Tropical Weather North Carolina

A section of a roof lies on S. Lumina Ave. in Wrightsville Beach, N.C., Tuesday, Sept. 18, 2018. following damage from Hurricane Florence.Matt Born/The Star-News via AP)

Way back in 1989, a group of us who were interested in coastal management watched with fascination as Hurricane Hugo approached the shores of the Carolinas. Like everyone else, we worried about the damage it might inflict.

Nevertheless, we thought progress might also result. After all, it made no sense for people to rebuild costly homes and businesses right next to eroding shorelines after other buildings had been destroyed in the same locations. We believed, naively, that Hugo might help bring common sense to coastal development.

Well, the hurricane hit, lots of damage occurred, and for a while we thought surely things would now change. We were completely wrong. Instead of leading to safer and more sensible ways of living with a barrier island coast, the storm was followed by a coastal building boom. Damaged or destroyed buildings were replaced with bigger and “better” buildings. Mom-and-pop beach cottages were replaced by large, multi-story and multi-bedroom buildings suitable for bringing in high rental fees.

What was happening at the coast was nothing less than urban renewal supported by taxpayers paying many millions of dollars to nourish the beaches and subsidize federal flood insurance – two practices that strongly encourage hazardous development.

Since Hugo, coastal urban renewal has followed other Carolina hurricanes, such as Bertha, Fran and Floyd. If this trend continues into future decades, we will have a densely packed urban shoreline with tall buildings lining our barrier islands, a la Fort Lauderdale. How ironic that destructive hurricanes lead to intensified beach development with larger structures.

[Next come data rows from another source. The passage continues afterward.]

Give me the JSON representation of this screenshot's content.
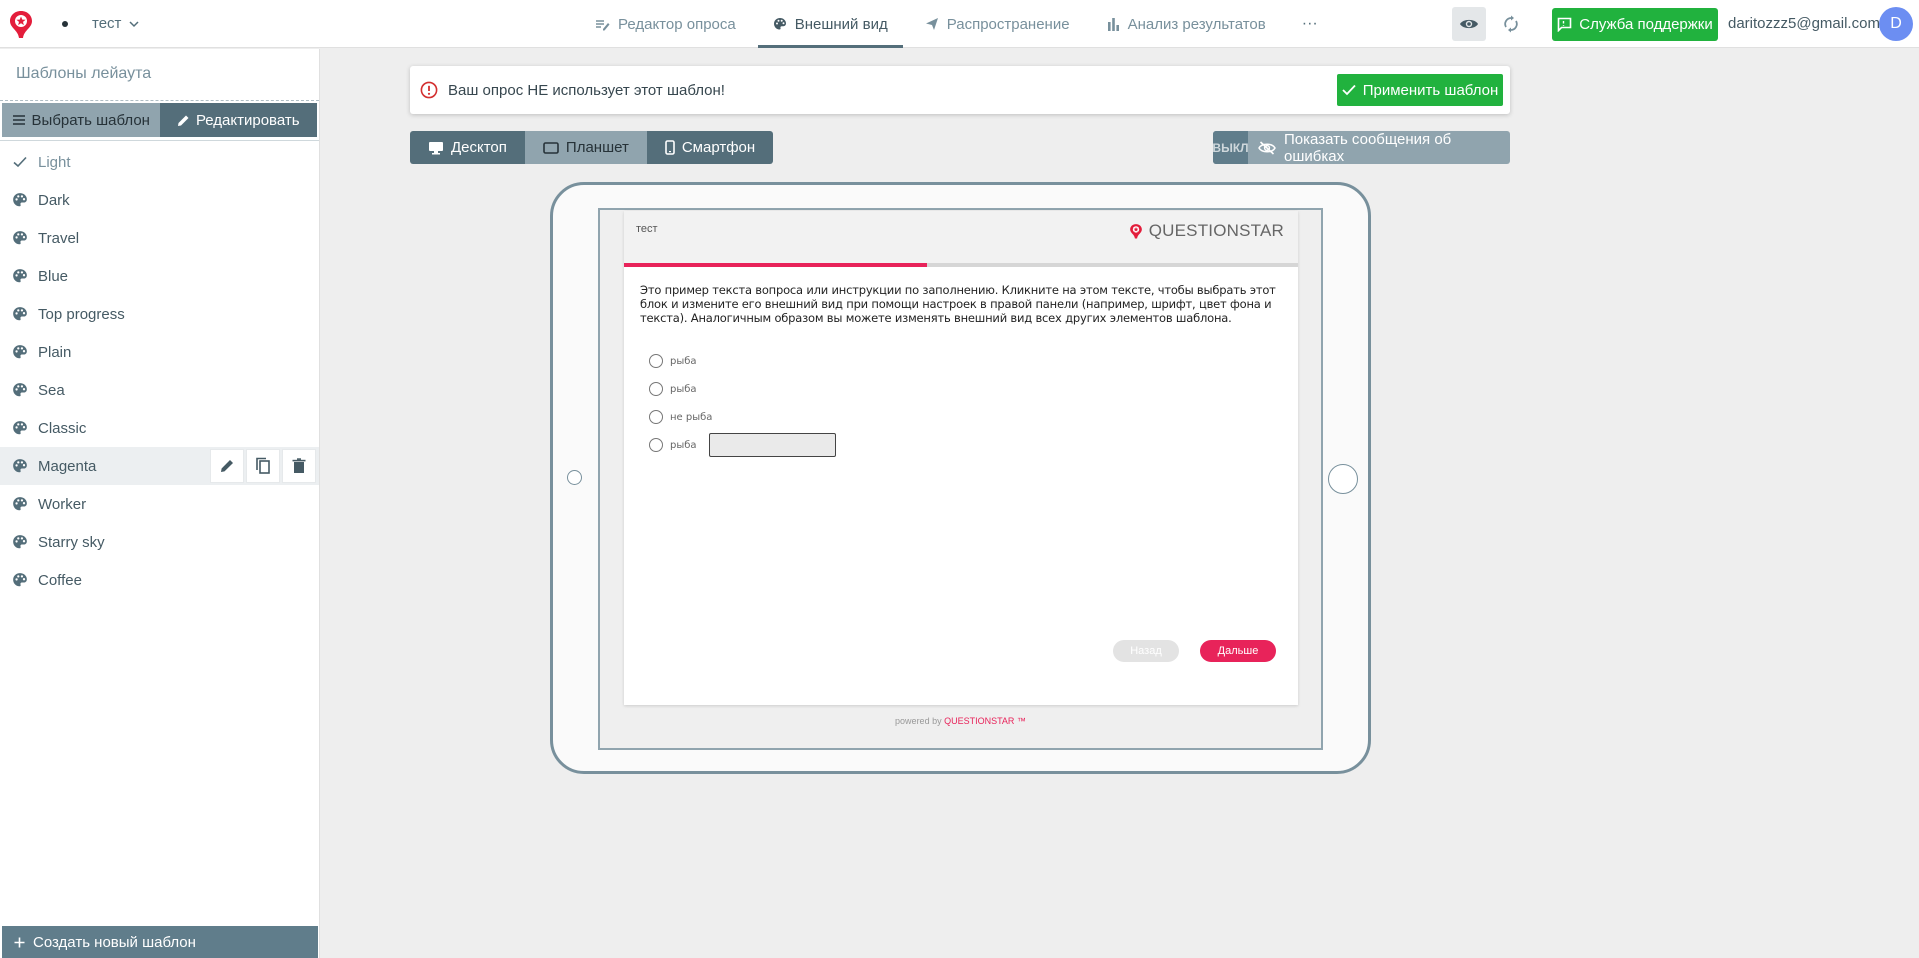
{
  "header": {
    "survey_name": "тест",
    "nav": [
      {
        "label": "Редактор опроса"
      },
      {
        "label": "Внешний вид"
      },
      {
        "label": "Распространение"
      },
      {
        "label": "Анализ результатов"
      }
    ],
    "more_label": "···",
    "support_label": "Служба поддержки",
    "user_email": "daritozzz5@gmail.com",
    "avatar_letter": "D"
  },
  "sidebar": {
    "title": "Шаблоны лейаута",
    "tab_select": "Выбрать шаблон",
    "tab_edit": "Редактировать",
    "templates": [
      {
        "name": "Light"
      },
      {
        "name": "Dark"
      },
      {
        "name": "Travel"
      },
      {
        "name": "Blue"
      },
      {
        "name": "Top progress"
      },
      {
        "name": "Plain"
      },
      {
        "name": "Sea"
      },
      {
        "name": "Classic"
      },
      {
        "name": "Magenta"
      },
      {
        "name": "Worker"
      },
      {
        "name": "Starry sky"
      },
      {
        "name": "Coffee"
      }
    ],
    "current_template": "Light",
    "hovered_template": "Magenta",
    "create_label": "Создать новый шаблон"
  },
  "notice": {
    "text": "Ваш опрос НЕ использует этот шаблон!",
    "apply_label": "Применить шаблон"
  },
  "devices": {
    "desktop": "Десктоп",
    "tablet": "Планшет",
    "phone": "Смартфон",
    "active": "Планшет"
  },
  "errors_toggle": {
    "state_label": "ВЫКЛ",
    "label": "Показать сообщения об ошибках"
  },
  "preview": {
    "survey_name": "тест",
    "brand": "QUESTIONSTAR",
    "progress": 0.45,
    "question_text": "Это пример текста вопроса или инструкции по заполнению. Кликните на этом тексте, чтобы выбрать этот блок и измените его внешний вид при помощи настроек в правой панели (например, шрифт, цвет фона и текста). Аналогичным образом вы можете изменять внешний вид всех других элементов шаблона.",
    "options": [
      {
        "label": "рыба"
      },
      {
        "label": "рыба"
      },
      {
        "label": "не рыба"
      },
      {
        "label": "рыба"
      }
    ],
    "back_label": "Назад",
    "next_label": "Дальше",
    "powered_prefix": "powered by",
    "powered_brand": "QUESTIONSTAR ™"
  },
  "colors": {
    "accent_green": "#21b23e",
    "brand_magenta": "#e8235a",
    "slate": "#546e7a",
    "slate_light": "#90a4ae"
  }
}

Instead, why not learn from our hurricane experiences by curbing development, rather than rebuilding? No real effort by the North Carolina government, in particular, is being made to halt development at the coast. In fact, just the opposite is taking place. New bridges, roads and ferry service are improving access to island communities. Shopping centers that would do small cities proud provide a startling sight on dynamic barrier islands. Beachfront houses continue to be permitted on shorelines held in place only by beach nourishment. Three-story McMansions abound.

All of this is happening at a time when the sea level is rising. The climate is changing. Storms are expected to become bigger and more severe. More rainfall can be expected and beach erosion will increase dramatically in coming decades, which means that beach residents will want to have their beaches replenished more often.

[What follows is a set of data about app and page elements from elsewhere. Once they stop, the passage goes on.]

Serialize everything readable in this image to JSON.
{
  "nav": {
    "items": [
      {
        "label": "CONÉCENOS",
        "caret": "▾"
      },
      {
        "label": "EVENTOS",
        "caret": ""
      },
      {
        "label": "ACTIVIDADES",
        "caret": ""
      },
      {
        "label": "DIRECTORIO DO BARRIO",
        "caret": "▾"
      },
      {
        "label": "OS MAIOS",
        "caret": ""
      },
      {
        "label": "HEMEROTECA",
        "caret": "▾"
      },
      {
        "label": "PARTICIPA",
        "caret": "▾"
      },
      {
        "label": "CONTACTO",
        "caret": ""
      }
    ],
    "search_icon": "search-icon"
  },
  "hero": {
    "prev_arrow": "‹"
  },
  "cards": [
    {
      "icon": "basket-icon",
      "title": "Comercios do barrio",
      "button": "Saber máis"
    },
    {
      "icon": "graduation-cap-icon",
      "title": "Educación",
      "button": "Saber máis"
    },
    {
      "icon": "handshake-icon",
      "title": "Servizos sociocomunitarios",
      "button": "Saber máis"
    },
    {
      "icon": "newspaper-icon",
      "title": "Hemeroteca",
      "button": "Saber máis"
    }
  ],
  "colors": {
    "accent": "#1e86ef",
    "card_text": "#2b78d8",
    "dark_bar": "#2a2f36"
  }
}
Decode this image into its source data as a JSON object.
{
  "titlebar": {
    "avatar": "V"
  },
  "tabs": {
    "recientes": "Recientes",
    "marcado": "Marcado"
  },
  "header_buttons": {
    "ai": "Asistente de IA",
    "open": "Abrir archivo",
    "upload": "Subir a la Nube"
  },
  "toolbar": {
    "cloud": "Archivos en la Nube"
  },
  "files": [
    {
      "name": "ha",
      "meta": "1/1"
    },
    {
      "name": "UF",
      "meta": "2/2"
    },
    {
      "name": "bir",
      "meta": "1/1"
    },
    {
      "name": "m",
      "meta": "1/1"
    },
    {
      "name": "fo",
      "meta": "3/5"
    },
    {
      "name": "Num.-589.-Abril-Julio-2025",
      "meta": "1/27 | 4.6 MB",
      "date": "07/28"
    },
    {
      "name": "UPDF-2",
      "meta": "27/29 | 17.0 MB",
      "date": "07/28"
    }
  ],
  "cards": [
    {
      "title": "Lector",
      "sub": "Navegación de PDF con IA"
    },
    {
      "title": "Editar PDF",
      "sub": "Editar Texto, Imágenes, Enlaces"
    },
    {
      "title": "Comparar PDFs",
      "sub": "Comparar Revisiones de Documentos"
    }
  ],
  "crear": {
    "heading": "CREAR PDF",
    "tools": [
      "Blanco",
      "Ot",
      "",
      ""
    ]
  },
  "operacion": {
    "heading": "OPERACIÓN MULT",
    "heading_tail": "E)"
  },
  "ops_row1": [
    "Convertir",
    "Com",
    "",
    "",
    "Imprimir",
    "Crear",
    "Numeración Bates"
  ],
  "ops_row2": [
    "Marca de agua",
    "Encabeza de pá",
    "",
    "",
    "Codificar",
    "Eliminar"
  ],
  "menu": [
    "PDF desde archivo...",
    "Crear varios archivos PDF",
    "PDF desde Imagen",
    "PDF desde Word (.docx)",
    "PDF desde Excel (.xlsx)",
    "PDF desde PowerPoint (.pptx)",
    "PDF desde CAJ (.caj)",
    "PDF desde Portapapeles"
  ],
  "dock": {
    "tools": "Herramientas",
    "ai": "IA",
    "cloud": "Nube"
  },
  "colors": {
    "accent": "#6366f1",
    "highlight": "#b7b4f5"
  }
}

And, as the artificial beaches become unstable and out of equilibrium with the changing sea level, their lifespan will decrease and sand will need to be added again and again. Thus, beach nourishment, already costing millions of dollars per mile, will increase considerably in cost.

By the year 2100, the sea level is expected to rise at least 3 feet. By that time, with the sea level rise accompanied by intensifying storms, much of the development on Carolina barrier islands will be destroyed.

The only way we can reduce the damage that will be caused by future storms and the rising sea is to stop urban renewal at the coast. We can do this by not replacing buildings that have been demolished or damaged by storms or shoreline erosion. We can move some buildings back or even off the islands to the mainland, although today’s high-rises and multi-story homes will be difficult to move. Buildings that are in great danger can be demolished. Money that would have been spent on beach nourishment and storm recovery could be used for government buyouts and the removal of houses, as we’ve seen in New Jersey and Staten Island.

Now, in the aftermath of Hurricane Florence, is a very good time to start taking advantage of these options. Forward thinking is needed to stop coastal urban renewal and save our beaches.

Orrin H. Pilkey is James B. Duke Professor Emeritus of Earth Sciences at Duke University’s Nicholas School of the Environment and the author of numerous books about coastal geology.